Twelve Steps to a Compassionate Life by Karen Armstrong (Bodley Head)
Ironically, she admits this herself in the first two pages, but without noticing that she’s done so, and without dealing with the problem in the rest of the book. On the first page she says that “all faiths insist that compassion is the test of true spirituality”, but then on the second she admits that Catholic “popes and bishops have ignored the suffering of countless women and children” and that some religious leaders “rarely speak of compassion” but instead fume over female ordination. Well, quite – so in what sense is it true that all faiths insist that compassion is the test of true spirituality?
Armstrong never actually answers that question; she never even bothers to pin down exactly what she means by the claim. Instead she illustrates it, with stories; it becomes clear that what she actually means is that all religions include figures who emphasise compassion, which is a much more limited suggestion. She offers anecdotal evidence for the reasonable claim that compassion is one thread in all religions, but not for the much stronger claim she actually makes here and in her Charter for Compassion.
The categorical assertion of the Charter for Compassion is very strong: “The principle of compassion lies at the heart of all religious, ethical, and spiritual traditions.” The problem with that should be obvious: it is not true. The principle of obedience to God lies at the heart of many religious traditions, and it is a modern illusion to think that is identical to compassion.
The best, and longest, chapter is “The First Step”, attractive stories about “sages” of compassion from Buddhism and Confucianism to Judaism, early Christianity and Islam. The stories are selected to make a point, but they are pleasant enough to read. Much of the book, however, seems recycled from The Case for God, especially in its fervent embrace of a kind of principled vagueness about “God” and knowledge. The seventh step/chapter, “How Little We Know”, treats scepticism not as an epistemic or methodological approach but as a fuzzy form of religion.

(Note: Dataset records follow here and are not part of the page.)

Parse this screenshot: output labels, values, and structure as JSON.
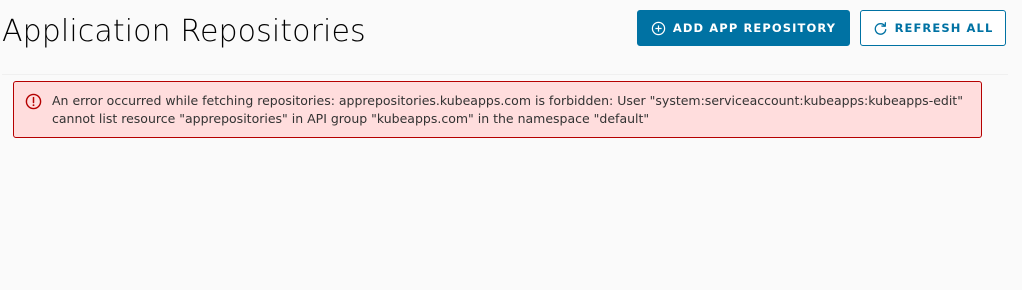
{
  "page": {
    "title": "Application Repositories"
  },
  "toolbar": {
    "add_button": {
      "label": "ADD APP REPOSITORY",
      "icon": "plus-circle-icon"
    },
    "refresh_button": {
      "label": "REFRESH ALL",
      "icon": "refresh-icon"
    }
  },
  "alert": {
    "type": "error",
    "icon": "error-circle-icon",
    "message": "An error occurred while fetching repositories: apprepositories.kubeapps.com is forbidden: User \"system:serviceaccount:kubeapps:kubeapps-edit\" cannot list resource \"apprepositories\" in API group \"kubeapps.com\" in the namespace \"default\""
  },
  "colors": {
    "primary": "#0072a3",
    "error_border": "#b50000",
    "error_background": "#ffdddd",
    "page_background": "#fafafa"
  }
}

She offers an admiring description of the Chinese “mystic and sage” Zhuangzi as claiming that “the only thing worth saying was a question that plunged listeners into doubt and numinous uncertainty”. Maybe he did, but she represents Socrates as also valorising a permanent dreamy unknowing, which is not even close to right. She attributes the same kind of slack-jawed wonder, absurdly, to Karl Popper. She writes that he “often remarked: ‘We don’t know anything’ and believed that this was the most important philosophical truth there is. But far from being depressed by his lack of knowledge, he revelled in it.” Armstrong seems to have Popper confused with Julian of Norwich. “Today,” she writes, “unknowing no longer seems obscurantist.” I beg to differ.
I would bear all this with a better grace if she were at least a lively writer but, to be brutally frank, her style sets my teeth on edge. Certain favoured sentimental words recur with maddening regularity, and feel like bossy little tugs on the sleeve – “see things this way”: “spiritual”, “deep”, “profound”, “mystery”, “transcendent” – one begins to loathe the sight of them. This is inseparable from her rigorous avoidance of humour, wit or irony, her immovable earnestness, her sincerity. I agree with her that compassion is an important value, but it is not incompatible with lightness of touch.